I’ve personally made 50+ purchases with Coinbase over the last couple of years and their BTC delivery has always been on time. Plus, their security is top notch.
CEX.IO is a relatively new exchange, having been around for just under three years (and really only able to buy and sell BTC for two). I’ve recently begun to use them for trading and have dabbled in buying bitcoin through them. Two immediate differences I have noticed in using CEX.IO to buy bitcoin recently are:
- The amount of bitcoin I can buy in a 24-hour period is substantially more than I can buy anywhere else, when using a credit card. After going through their verification process (which is extensive, requiring a passport among other things), I can deposit up to $3,000 per day with a credit card, up to a $10,000 per month max. They actually have another verification step available for customers looking to increase their limits even further, but I didn’t bother to go the extra step because this is more than enough for me.

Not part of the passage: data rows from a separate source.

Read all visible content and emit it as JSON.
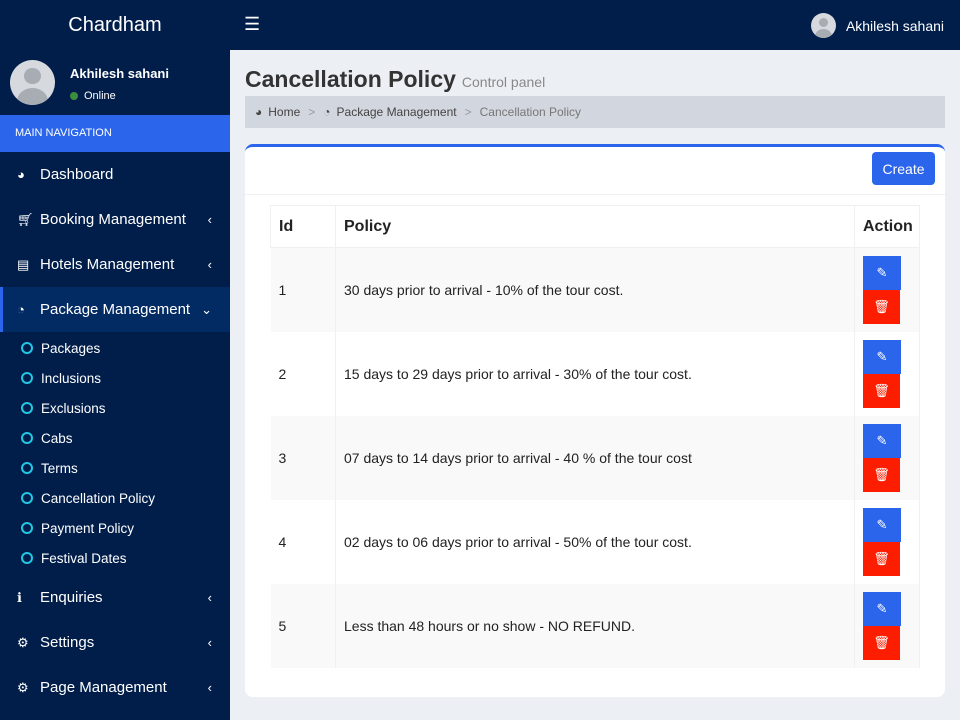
{
  "app": {
    "brand": "Chardham",
    "user": "Akhilesh sahani",
    "status": "Online"
  },
  "sidebar": {
    "header": "MAIN NAVIGATION",
    "items": [
      {
        "label": "Dashboard",
        "icon": "dashboard-icon"
      },
      {
        "label": "Booking Management",
        "icon": "cart-icon"
      },
      {
        "label": "Hotels Management",
        "icon": "bed-icon"
      },
      {
        "label": "Package Management",
        "icon": "pie-chart-icon"
      }
    ],
    "subitems": [
      "Packages",
      "Inclusions",
      "Exclusions",
      "Cabs",
      "Terms",
      "Cancellation Policy",
      "Payment Policy",
      "Festival Dates"
    ],
    "items2": [
      {
        "label": "Enquiries"
      },
      {
        "label": "Settings"
      },
      {
        "label": "Page Management"
      }
    ]
  },
  "page": {
    "title": "Cancellation Policy",
    "subtitle": "Control panel",
    "breadcrumb": [
      "Home",
      "Package Management",
      "Cancellation Policy"
    ],
    "create": "Create",
    "columns": [
      "Id",
      "Policy",
      "Action"
    ],
    "rows": [
      {
        "id": "1",
        "policy": "30 days prior to arrival - 10% of the tour cost."
      },
      {
        "id": "2",
        "policy": "15 days to 29 days prior to arrival - 30% of the tour cost."
      },
      {
        "id": "3",
        "policy": "07 days to 14 days prior to arrival - 40 % of the tour cost"
      },
      {
        "id": "4",
        "policy": "02 days to 06 days prior to arrival - 50% of the tour cost."
      },
      {
        "id": "5",
        "policy": "Less than 48 hours or no show - NO REFUND."
      }
    ]
  }
}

- The fee for depositing is a reasonable 3.5% + $0.25 per credit card transaction, which is just above interchange fees (and cheaper than Coinbase). However, what is not reasonable is that to convert your cash to bitcoin, you pay a steep ~8% fee to CEX.IO.
There are dozens of other exchanges and websites that charge even more than the 8% you see listed for CEX.IO. Some are even as high as 60%, so this is about my limit in terms of trying to purchase cryptocurrency. That said, the trading exchange on CEX.IO is my favorite to use and they’ve now launched a margin trading platform. If for some reason I need to buy bitcoin and cannot do so via the first two exchanges above (my limits are up, for example), CEX.IO is the way to go.
Through all three exchanges listed above, you have the ability to transfer your bitcoin to and from instantly (confirmed on the blockchain generally within an hour). So buy on one, transfer to another, trade into Ether, then into litecoin, back into bitcoin, and so forth. Just know that you can move your money around for little to no fees whatsoever (the miner fee to transfer $1,000 of bitcoin between wallets is roughly four cents). And if you don’t understand anything I just said, I urge you to have a look. I believe that bitcoin is here to stay, and the number of new exchanges being invested in worldwide is increasing by the hundreds.
If you’re lucky enough to live near one of the 600 US based Bitcoin ATMs, you can buy bitcoin there. The average ATM fee is 7.9%.
Published or updated January 9, 2017.